<p>The Oatmeal has great comics about grammar.
"Ten Words You Need To Stop Misspelling"
"What it means when you say Literally"
"How to use an Apostrophe"

<p>... and if you are writing or talking about something that happend in the PAST, don't use the present tense.</p>

<p>And when you're relating about a conversation, the person does not "go ..." or "went...", he "says..." or "said...". (But again, use the past tense).</p>

<p>Also, in Latin, it is impossible to split an infinitive. In Latin, an infinitive word is a SINGLE word with a particular ending -- a single word cannot be split. Mafool, ever actually take any Latin?</p>

<p>So many advertisements improperly use "less" when they should say "fewer". </p>

<p>For example: </p>

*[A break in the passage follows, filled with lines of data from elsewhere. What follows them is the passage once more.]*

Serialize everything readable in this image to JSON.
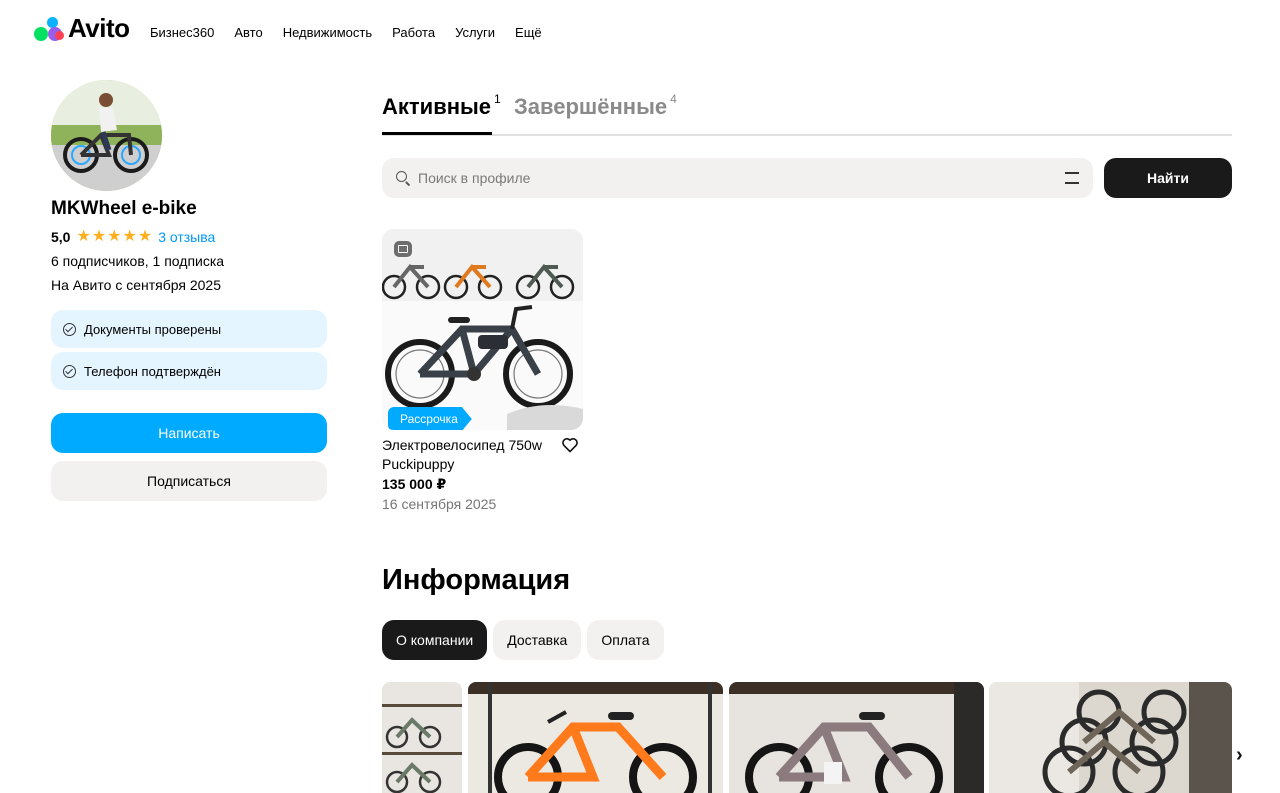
{
  "header": {
    "logo": "Avito",
    "nav": [
      "Бизнес360",
      "Авто",
      "Недвижимость",
      "Работа",
      "Услуги",
      "Ещё"
    ]
  },
  "seller": {
    "name": "MKWheel e-bike",
    "rating": "5,0",
    "stars": 5,
    "reviews": "3 отзыва",
    "followers": "6 подписчиков, 1 подписка",
    "since": "На Авито с сентября 2025",
    "verifications": [
      "Документы проверены",
      "Телефон подтверждён"
    ],
    "write_button": "Написать",
    "subscribe_button": "Подписаться"
  },
  "tabs": [
    {
      "label": "Активные",
      "count": "1"
    },
    {
      "label": "Завершённые",
      "count": "4"
    }
  ],
  "search": {
    "placeholder": "Поиск в профиле",
    "button": "Найти"
  },
  "listing": {
    "badge": "Рассрочка",
    "title": "Электровелосипед 750w Puckipuppy",
    "price": "135 000 ₽",
    "date": "16 сентября 2025"
  },
  "info": {
    "title": "Информация",
    "chips": [
      "О компании",
      "Доставка",
      "Оплата"
    ]
  },
  "colors": {
    "accent_blue": "#00aaff",
    "star": "#ffb021",
    "verify_bg": "#e5f5ff"
  }
}
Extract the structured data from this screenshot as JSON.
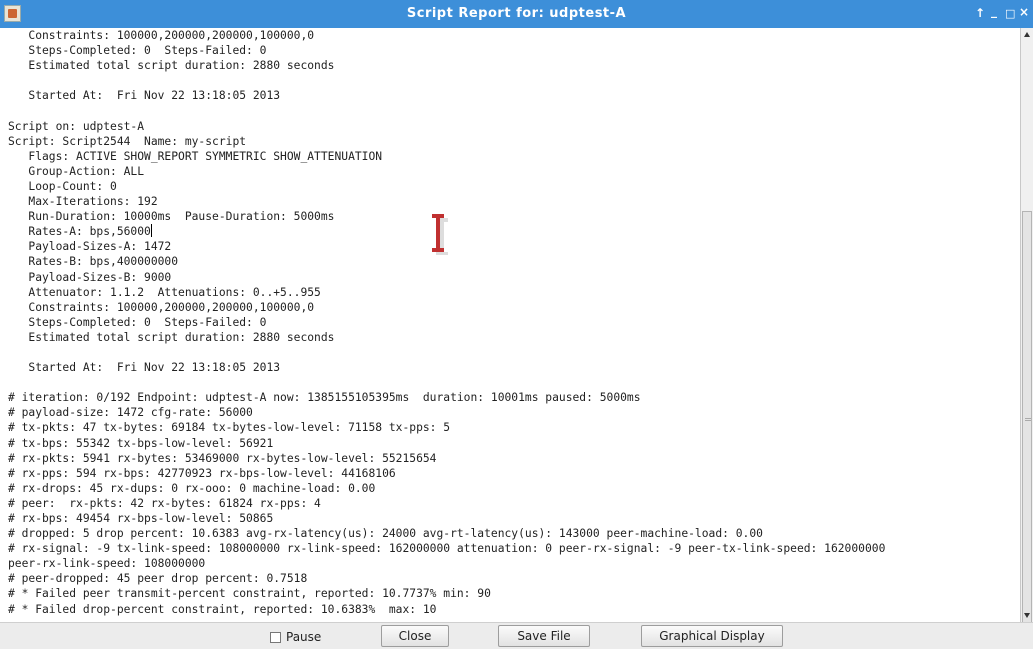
{
  "window": {
    "title": "Script Report for:  udptest-A",
    "controls": [
      "↑",
      "_",
      "□",
      "×"
    ]
  },
  "report": {
    "caret_after_line": 14,
    "lines": [
      "   Constraints: 100000,200000,200000,100000,0",
      "   Steps-Completed: 0  Steps-Failed: 0",
      "   Estimated total script duration: 2880 seconds",
      "",
      "   Started At:  Fri Nov 22 13:18:05 2013",
      "",
      "Script on: udptest-A",
      "Script: Script2544  Name: my-script",
      "   Flags: ACTIVE SHOW_REPORT SYMMETRIC SHOW_ATTENUATION",
      "   Group-Action: ALL",
      "   Loop-Count: 0",
      "   Max-Iterations: 192",
      "   Run-Duration: 10000ms  Pause-Duration: 5000ms",
      "   Rates-A: bps,56000",
      "   Payload-Sizes-A: 1472",
      "   Rates-B: bps,400000000",
      "   Payload-Sizes-B: 9000",
      "   Attenuator: 1.1.2  Attenuations: 0..+5..955",
      "   Constraints: 100000,200000,200000,100000,0",
      "   Steps-Completed: 0  Steps-Failed: 0",
      "   Estimated total script duration: 2880 seconds",
      "",
      "   Started At:  Fri Nov 22 13:18:05 2013",
      "",
      "# iteration: 0/192 Endpoint: udptest-A now: 1385155105395ms  duration: 10001ms paused: 5000ms",
      "# payload-size: 1472 cfg-rate: 56000",
      "# tx-pkts: 47 tx-bytes: 69184 tx-bytes-low-level: 71158 tx-pps: 5",
      "# tx-bps: 55342 tx-bps-low-level: 56921",
      "# rx-pkts: 5941 rx-bytes: 53469000 rx-bytes-low-level: 55215654",
      "# rx-pps: 594 rx-bps: 42770923 rx-bps-low-level: 44168106",
      "# rx-drops: 45 rx-dups: 0 rx-ooo: 0 machine-load: 0.00",
      "# peer:  rx-pkts: 42 rx-bytes: 61824 rx-pps: 4",
      "# rx-bps: 49454 rx-bps-low-level: 50865",
      "# dropped: 5 drop percent: 10.6383 avg-rx-latency(us): 24000 avg-rt-latency(us): 143000 peer-machine-load: 0.00",
      "# rx-signal: -9 tx-link-speed: 108000000 rx-link-speed: 162000000 attenuation: 0 peer-rx-signal: -9 peer-tx-link-speed: 162000000",
      "peer-rx-link-speed: 108000000",
      "# peer-dropped: 45 peer drop percent: 0.7518",
      "# * Failed peer transmit-percent constraint, reported: 10.7737% min: 90",
      "# * Failed drop-percent constraint, reported: 10.6383%  max: 10"
    ]
  },
  "buttons": {
    "pause_label": "Pause",
    "pause_checked": false,
    "close_label": "Close",
    "save_label": "Save File",
    "graph_label": "Graphical Display"
  },
  "colors": {
    "titlebar": "#3d8fd9",
    "ibeam": "#c03030"
  }
}
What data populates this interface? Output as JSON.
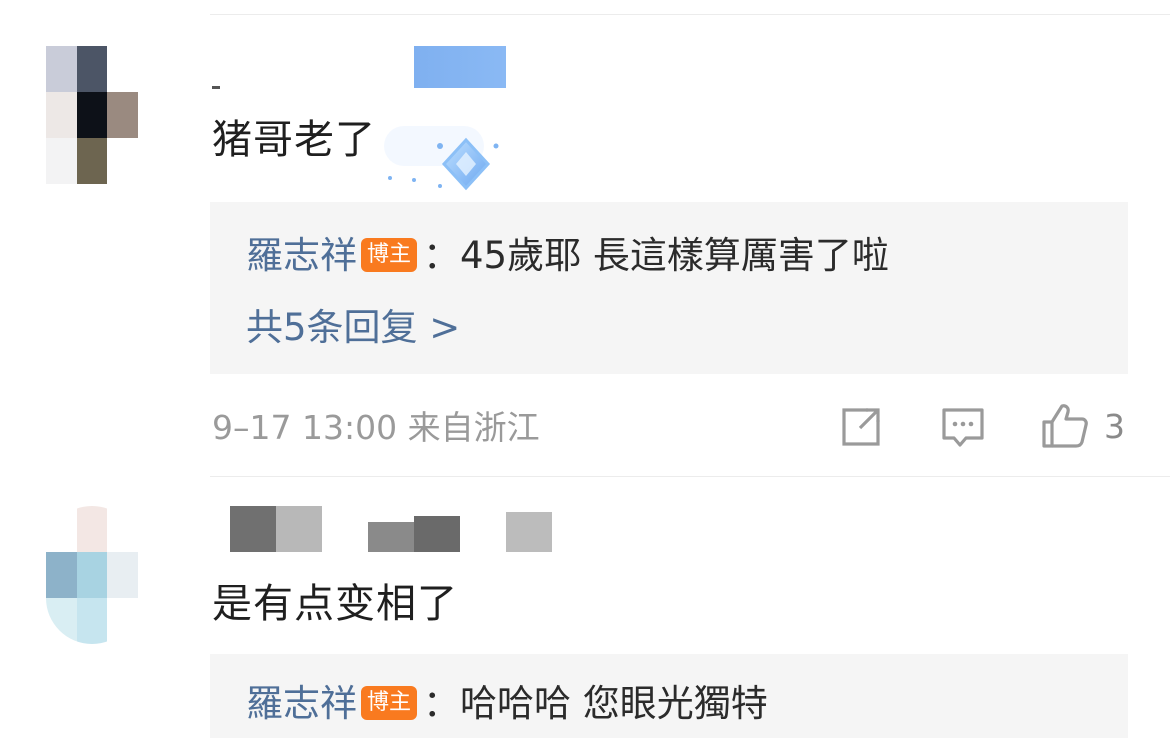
{
  "comments": [
    {
      "text": "猪哥老了",
      "reply": {
        "author": "羅志祥",
        "badge": "博主",
        "separator": "：",
        "text": "45歲耶 長這樣算厲害了啦"
      },
      "reply_count": "共5条回复 >",
      "meta": "9–17 13:00  来自浙江",
      "likes": "3"
    },
    {
      "text": "是有点变相了",
      "reply": {
        "author": "羅志祥",
        "badge": "博主",
        "separator": "：",
        "text": "哈哈哈 您眼光獨特"
      }
    }
  ],
  "icons": {
    "share": "share-icon",
    "comment": "comment-icon",
    "like": "thumbs-up-icon",
    "sticker": "diamond-sticker-icon"
  },
  "colors": {
    "reply_author": "#4f6f98",
    "badge": "#f97a1f",
    "meta": "#9a9a9a",
    "reply_bg": "#f5f5f5"
  }
}
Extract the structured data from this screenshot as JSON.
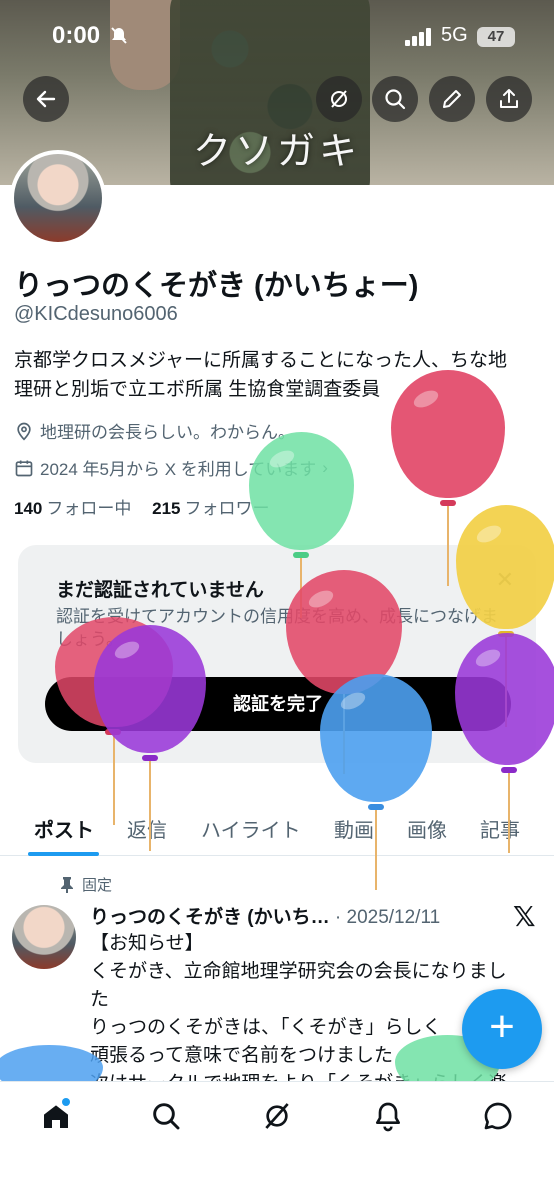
{
  "status_bar": {
    "time": "0:00",
    "network": "5G",
    "battery": "47"
  },
  "banner": {
    "text": "クソガキ"
  },
  "header_buttons": [
    "back-icon",
    "grok-icon",
    "search-icon",
    "edit-icon",
    "share-icon"
  ],
  "profile": {
    "name": "りっつのくそがき (かいちょー)",
    "handle": "@KICdesuno6006",
    "bio_line1": "京都学クロスメジャーに所属することになった人、ちな地",
    "bio_line2": "理研と別垢で立エボ所属 生協食堂調査委員",
    "location": "地理研の会長らしい。わからん。",
    "joined": "2024 年5月から X を利用しています",
    "following_count": "140",
    "following_label": "フォロー中",
    "followers_count": "215",
    "followers_label": "フォロワー"
  },
  "verify_card": {
    "title": "まだ認証されていません",
    "description": "認証を受けてアカウントの信用度を高め、成長につなげましょう。",
    "button": "認証を完了"
  },
  "tabs": [
    "ポスト",
    "返信",
    "ハイライト",
    "動画",
    "画像",
    "記事"
  ],
  "post": {
    "pinned_label": "固定",
    "author": "りっつのくそがき (かいち…",
    "date": "· 2025/12/11",
    "line1": "【お知らせ】",
    "line2": "くそがき、立命館地理学研究会の会長になりまし",
    "line3": "た",
    "line4": "りっつのくそがきは、「くそがき」らしく",
    "line5": "頑張るって意味で名前をつけました",
    "line6": "次はサークルで地理をより「くそがき」らしく楽"
  },
  "fab_label": "+",
  "nav": [
    "home-icon",
    "search-icon",
    "grok-icon",
    "notifications-icon",
    "messages-icon"
  ]
}
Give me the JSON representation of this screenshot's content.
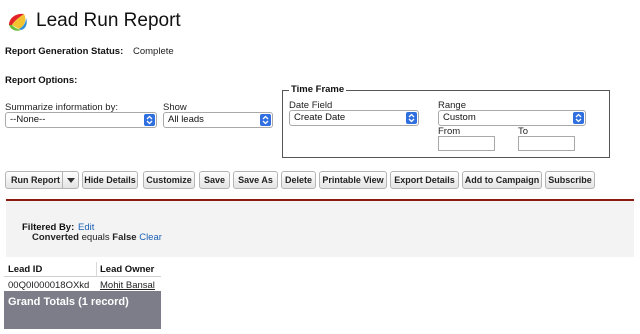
{
  "header": {
    "title": "Lead Run Report"
  },
  "status": {
    "label": "Report Generation Status:",
    "value": "Complete"
  },
  "options": {
    "label": "Report Options:",
    "summarize": {
      "label": "Summarize information by:",
      "value": "--None--"
    },
    "show": {
      "label": "Show",
      "value": "All leads"
    }
  },
  "time_frame": {
    "legend": "Time Frame",
    "date_field": {
      "label": "Date Field",
      "value": "Create Date"
    },
    "range": {
      "label": "Range",
      "value": "Custom"
    },
    "from_label": "From",
    "to_label": "To",
    "from_value": "",
    "to_value": ""
  },
  "toolbar": {
    "run_report": "Run Report",
    "hide_details": "Hide Details",
    "customize": "Customize",
    "save": "Save",
    "save_as": "Save As",
    "delete": "Delete",
    "printable_view": "Printable View",
    "export_details": "Export Details",
    "add_to_campaign": "Add to Campaign",
    "subscribe": "Subscribe"
  },
  "filter": {
    "filtered_by": "Filtered By:",
    "edit": "Edit",
    "condition_field": "Converted",
    "condition_op": "equals",
    "condition_value": "False",
    "clear": "Clear"
  },
  "table": {
    "columns": [
      "Lead ID",
      "Lead Owner"
    ],
    "rows": [
      [
        "00Q0I000018OXkd",
        "Mohit Bansal"
      ]
    ],
    "grand_totals": "Grand Totals (1 record)"
  },
  "colors": {
    "accent": "#2f6fe0",
    "divider": "#8b1a10",
    "totals_bg": "#7d7d8a",
    "link": "#1a5fb4"
  }
}
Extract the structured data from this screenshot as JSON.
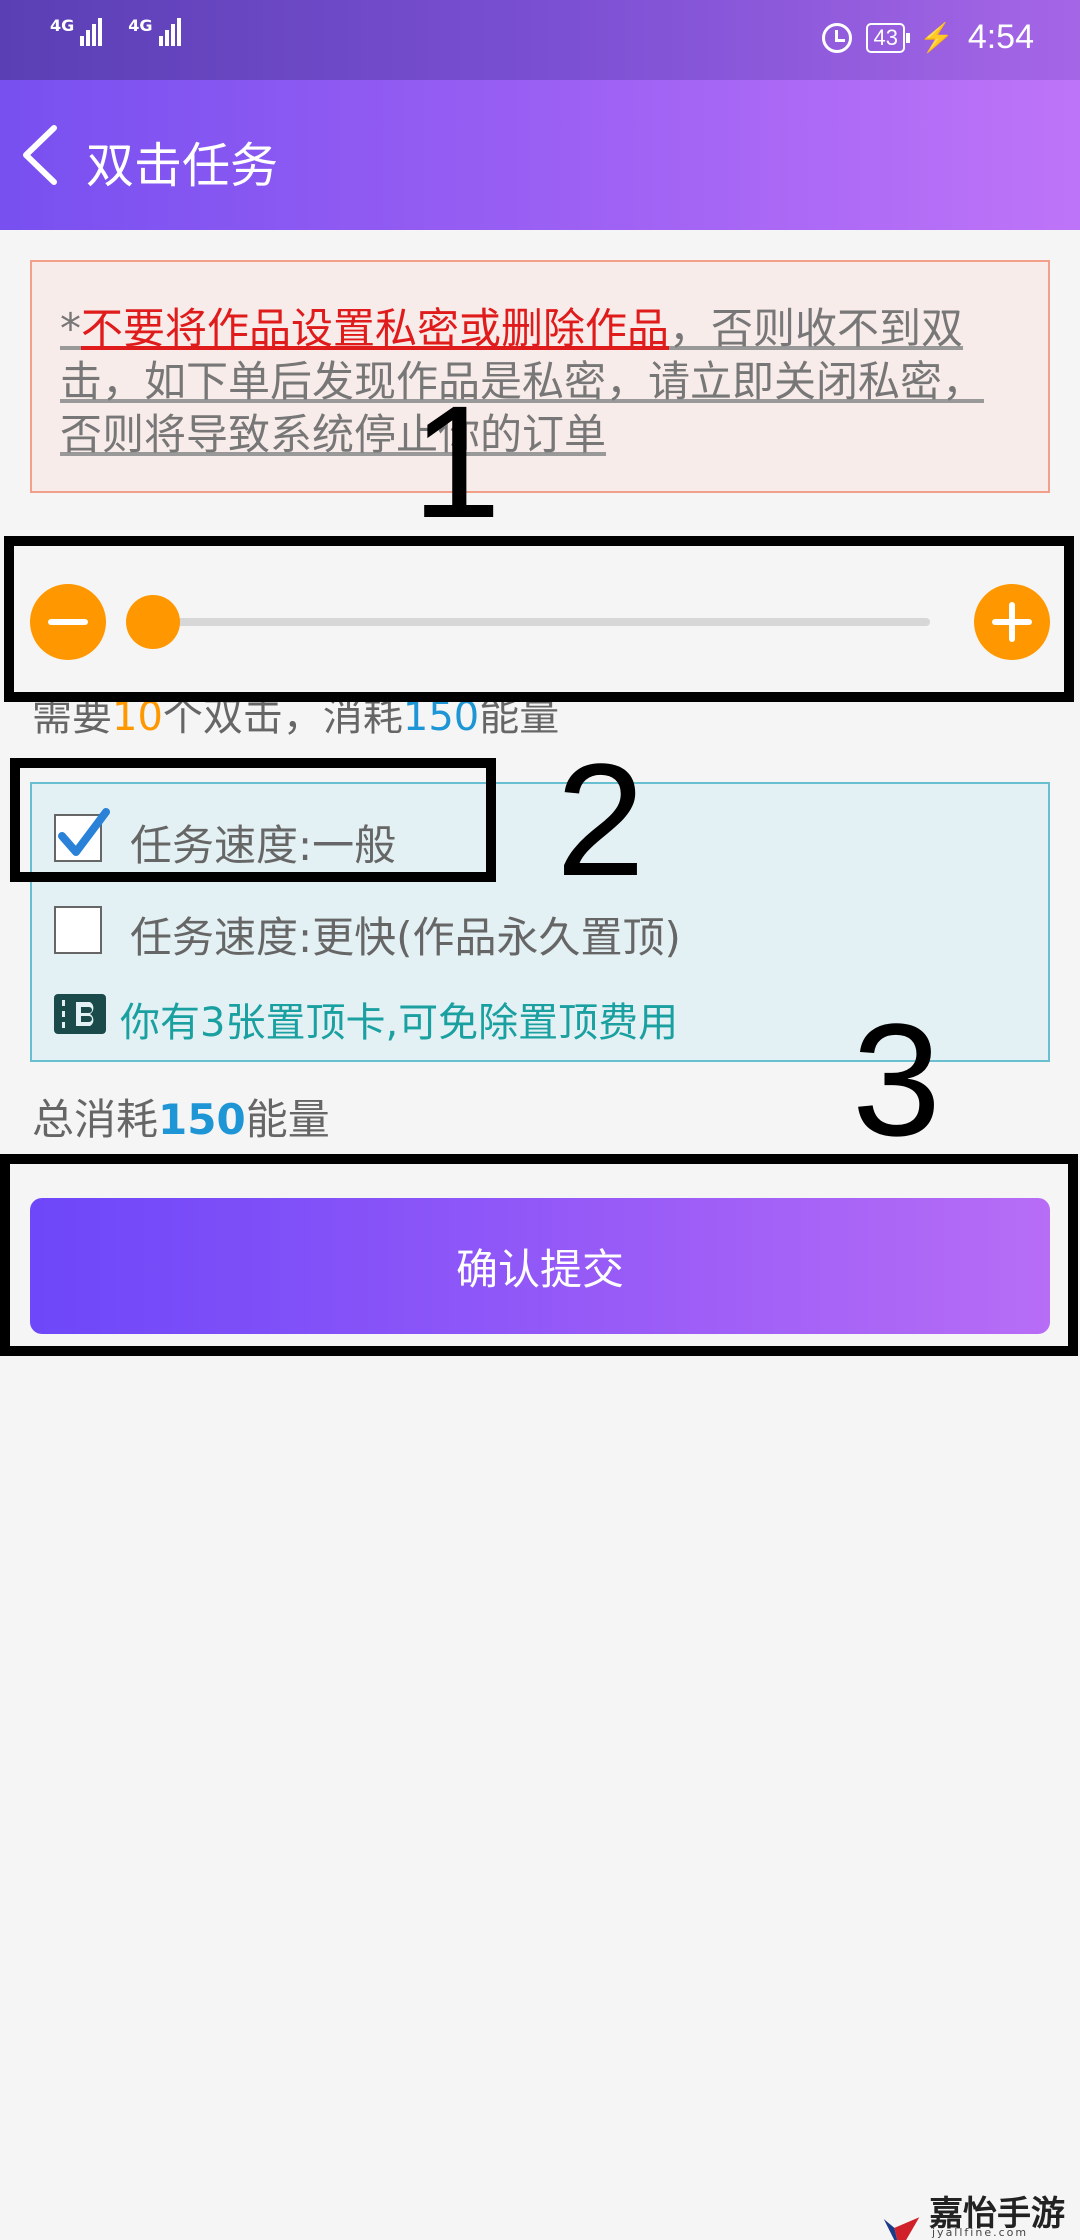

<p>"X product has less calories than Y product." </p>

<p>Should be "fewer" calories.</p>

<p>You did not do it "X number of times". "X" is a number, like 1000. Does it make sense to say "we did it 1000 number of times"?</p>

<p>Absolutely my top pet peeves!!!</p>

<p>I just finished grading one section of high school essays. I get so very irritated at how often students use "atleast" and "alot". Furthermore, the texting/social networking has really hindered most of their basic punctuation skills. (For the love of God, can you please use capital letters to start each sentence and for proper nouns? Grrrr!!!)</p>

<p>that was the most elementary list ever...</p>

that was the most elementary list ever...


<p>And yet, I see these simple rules frequently broken by educated adults. They're almost so simple as to be tricky and easily overlooked.</p>

<p>My favorite rule from my high school English teacher concerning the use of "laid" versus "lied." "Only objects get laid." Ha!
I have taught my kids when deciding between "me" and "I" when another person is in the sentence, take the other person out and listen to how it sounds:
Sally and I went to the movie.
The movie scared Sally and me.</p>


<p>I remember one of my teacher's long ago giving us a good example of when to use "me" and "I"...</p>

<p>"Me and Sally went to the movie" is incorrect because it sounds like "mean Sally". We know Sally to be nice, so this can't possibly be right. "Sally and I went to the movie" is the proper way to say it (this is all grossly paraphrased of course).</p>

<p>Silly, yes, but I still think about it even now :)</p>

But most US people don't seem to take foreign languages any more -- that is where one learns grammar, not in English class or watching TV.


<p>It's a lack of elementary grammar education. By the time most students take foreign languages, it's too late to save their grammar. While learning a foreign language can help people learn English grammar terminology and rules, both are irrelevant to learning English grammar as a native speaker. If you learn at a young age, you need not learn the rules - you just know them.</p>

<p>There are many rules that I probably could not explain, but that does not prevent me from applying them correctly.</p>

<p>The "do not split infinitives" rule is (1) outdated, (2) almost as pedantic as "do not end a sentence with a preposition," and (3) perfectly acceptable to break. Although any rule can be broken by someone who knows what he or she is doing, this is one of the rules that anyone can break.</p>

Back to the OP:</p>

<p>The original list is terribly incomplete (although those are all awful mistakes). There are so many more common mistakes that I see without even bordering on being pedantic.</p>

<p>"This led to me being promoted" is often used instead of the correct "This led to my being promoted."</p>